Somehow, however – let’s assume that the code was still in development – the account intended for updating access points (
zyfwp might stands for “Zyxel firmware patch” or something similar) got shipped in an update build that was inadvertently still set up for development rather than for release.
After all, an account used merely for fetching firmware updates needs neither login rights nor admin access, though giving it those powers temporarily may have been very convenient during development and testing.
(Actually, we’re not sure why fetching updates via FTP requires a special account at all, for the same reasons that you don’t need a WordPress account of any sort just to be able to read Naked Security articles via HTTPS, but that’s an issue for another time.)
And so an active, easily abusable admin-level account that we assume – or, at least, we hope – was only supposed to be there during development work “in the lab” ended up shipped into the field.
What to do?
If you’re a Zyxel user, check the company’s advisory for a list of affected devices, and then make sure you’re patched.
Affected firewall models apparently include those designated ATP, USG, USG FLEX and VPN.
Note that patches will also be coming out for two models of Zyxel Access Point controllers (NXC2500 and NXC550) on Friday 2021-01-08, so if you are reading this article before that date, be sure to check back with Zyxel at the end of the week.
According to reports, cybercriminals have now recovered the hardcoded password themselves (the report from EYE deliberately didn’t reveal it), so you should assume that the offending username/password combination is now being used routinely by the various automated attack scanning tools used by crooks.
Active attack scanning tools not only probe for open ports and insecure devices, but also follow up their probes by automatically attempting to break in using tricks that are likely to work, including trying out well-known username/password combinations for specific vendors, devices and models.
If you’re a programmer, our advice is:
- Never use hardcoded passwords. If an account is unimportant enough that it doesn’t need a properly-chosen password, don’t give it a password at all, and make your intentions clear. If it needs a password, use one that is properly chosen and unique for every customer or device.
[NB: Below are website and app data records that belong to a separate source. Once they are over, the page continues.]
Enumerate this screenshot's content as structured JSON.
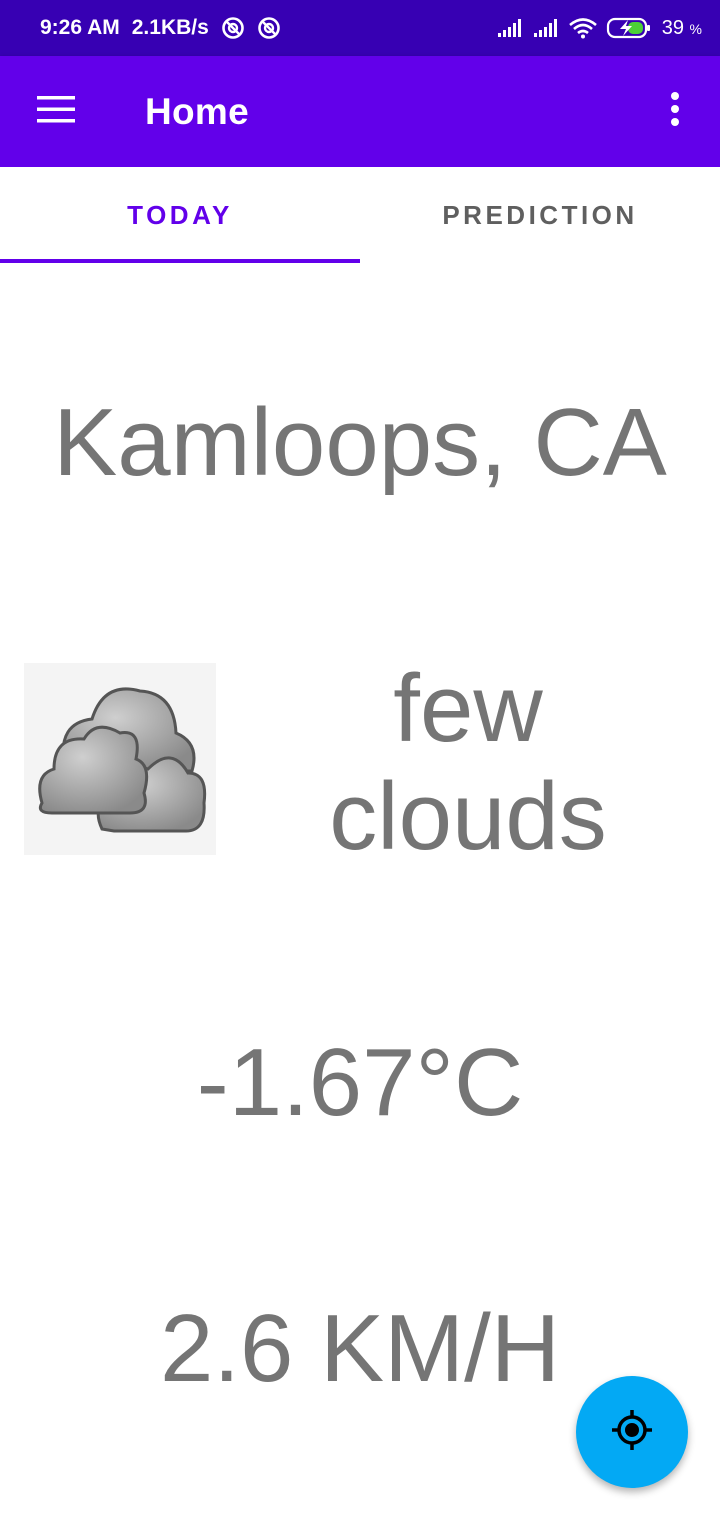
{
  "status_bar": {
    "time": "9:26 AM",
    "speed": "2.1KB/s",
    "battery_level": "39",
    "battery_unit": "%",
    "icons": [
      "vpn-icon",
      "vpn-icon",
      "signal-icon",
      "signal-icon",
      "wifi-icon",
      "battery-charging-icon"
    ]
  },
  "app_bar": {
    "title": "Home",
    "menu_icon": "menu-icon",
    "overflow_icon": "more-vert-icon",
    "color": "#6200ea"
  },
  "tabs": [
    {
      "label": "TODAY",
      "active": true
    },
    {
      "label": "PREDICTION",
      "active": false
    }
  ],
  "weather": {
    "city": "Kamloops, CA",
    "condition_line1": "few",
    "condition_line2": "clouds",
    "icon": "clouds-icon",
    "temperature": "-1.67°C",
    "wind": "2.6 KM/H"
  },
  "fab": {
    "icon": "my-location-icon",
    "color": "#03a9f4"
  }
}
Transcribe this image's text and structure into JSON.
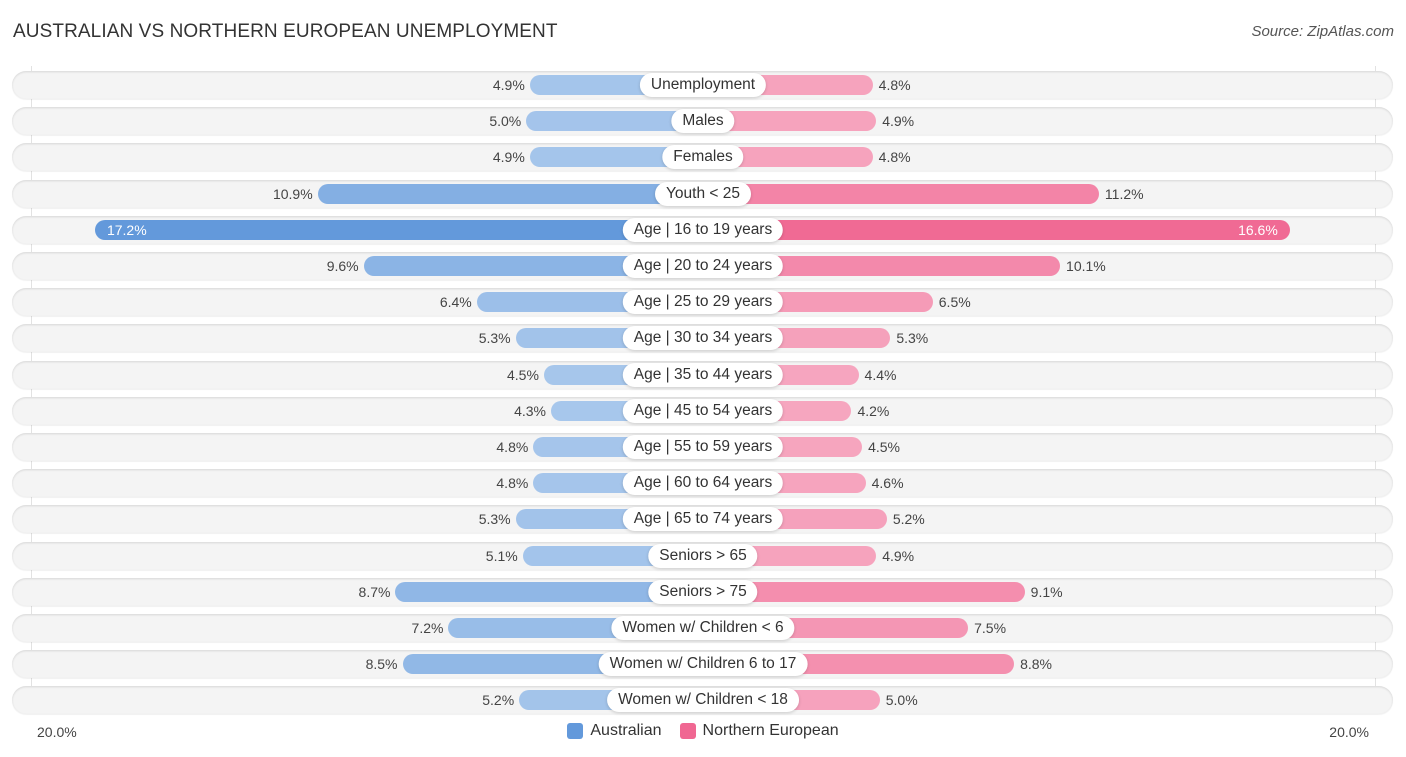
{
  "header": {
    "title": "AUSTRALIAN VS NORTHERN EUROPEAN UNEMPLOYMENT",
    "source": "Source: ZipAtlas.com"
  },
  "colors": {
    "australian_strong": "#6399db",
    "australian_light": "#a9c8ec",
    "northern_strong": "#f06792",
    "northern_light": "#f6a7c0"
  },
  "chart_data": {
    "type": "bar",
    "orientation": "horizontal-diverging",
    "title": "AUSTRALIAN VS NORTHERN EUROPEAN UNEMPLOYMENT",
    "xlabel": "",
    "ylabel": "",
    "xlim": [
      -20,
      20
    ],
    "axis_labels": {
      "left": "20.0%",
      "right": "20.0%"
    },
    "legend_position": "bottom-center",
    "categories": [
      "Unemployment",
      "Males",
      "Females",
      "Youth < 25",
      "Age | 16 to 19 years",
      "Age | 20 to 24 years",
      "Age | 25 to 29 years",
      "Age | 30 to 34 years",
      "Age | 35 to 44 years",
      "Age | 45 to 54 years",
      "Age | 55 to 59 years",
      "Age | 60 to 64 years",
      "Age | 65 to 74 years",
      "Seniors > 65",
      "Seniors > 75",
      "Women w/ Children < 6",
      "Women w/ Children 6 to 17",
      "Women w/ Children < 18"
    ],
    "series": [
      {
        "name": "Australian",
        "side": "left",
        "values": [
          4.9,
          5.0,
          4.9,
          10.9,
          17.2,
          9.6,
          6.4,
          5.3,
          4.5,
          4.3,
          4.8,
          4.8,
          5.3,
          5.1,
          8.7,
          7.2,
          8.5,
          5.2
        ],
        "labels": [
          "4.9%",
          "5.0%",
          "4.9%",
          "10.9%",
          "17.2%",
          "9.6%",
          "6.4%",
          "5.3%",
          "4.5%",
          "4.3%",
          "4.8%",
          "4.8%",
          "5.3%",
          "5.1%",
          "8.7%",
          "7.2%",
          "8.5%",
          "5.2%"
        ]
      },
      {
        "name": "Northern European",
        "side": "right",
        "values": [
          4.8,
          4.9,
          4.8,
          11.2,
          16.6,
          10.1,
          6.5,
          5.3,
          4.4,
          4.2,
          4.5,
          4.6,
          5.2,
          4.9,
          9.1,
          7.5,
          8.8,
          5.0
        ],
        "labels": [
          "4.8%",
          "4.9%",
          "4.8%",
          "11.2%",
          "16.6%",
          "10.1%",
          "6.5%",
          "5.3%",
          "4.4%",
          "4.2%",
          "4.5%",
          "4.6%",
          "5.2%",
          "4.9%",
          "9.1%",
          "7.5%",
          "8.8%",
          "5.0%"
        ]
      }
    ]
  },
  "legend": {
    "items": [
      {
        "label": "Australian"
      },
      {
        "label": "Northern European"
      }
    ]
  }
}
Hardcoded passwords are always the wrong thing to do – they are equivalent to implanting a global backdoor and hoping no one will find it.
- Never have accounts with unchangeable passwords. In this case, hardwiring the password meant that it couldn’t be changed, which would have been an easy and instant workaround for this bug, even before a patch was available.
- Limit your use of admin (root) accounts. Installing an update will almost certainly require the use of a program running as root on the device that’s processing the update. But delivering or downloading the files needed for an update over an internet connection can always be done without root powers. Divide and conquer your code to give each part of the update process the minimum access rights possible.
- React fast when bug-hunters file reports. EYE’s writeup of this vulnerability (CVE-2020-29583) gives a timeline of Zyxel’s response and acknowledges that Zyxel formally acknowledged the report the day after it was sent in – a creditable reaction. Prompt response alone helps security researchers a lot, because it lets them know that someone is paying attention.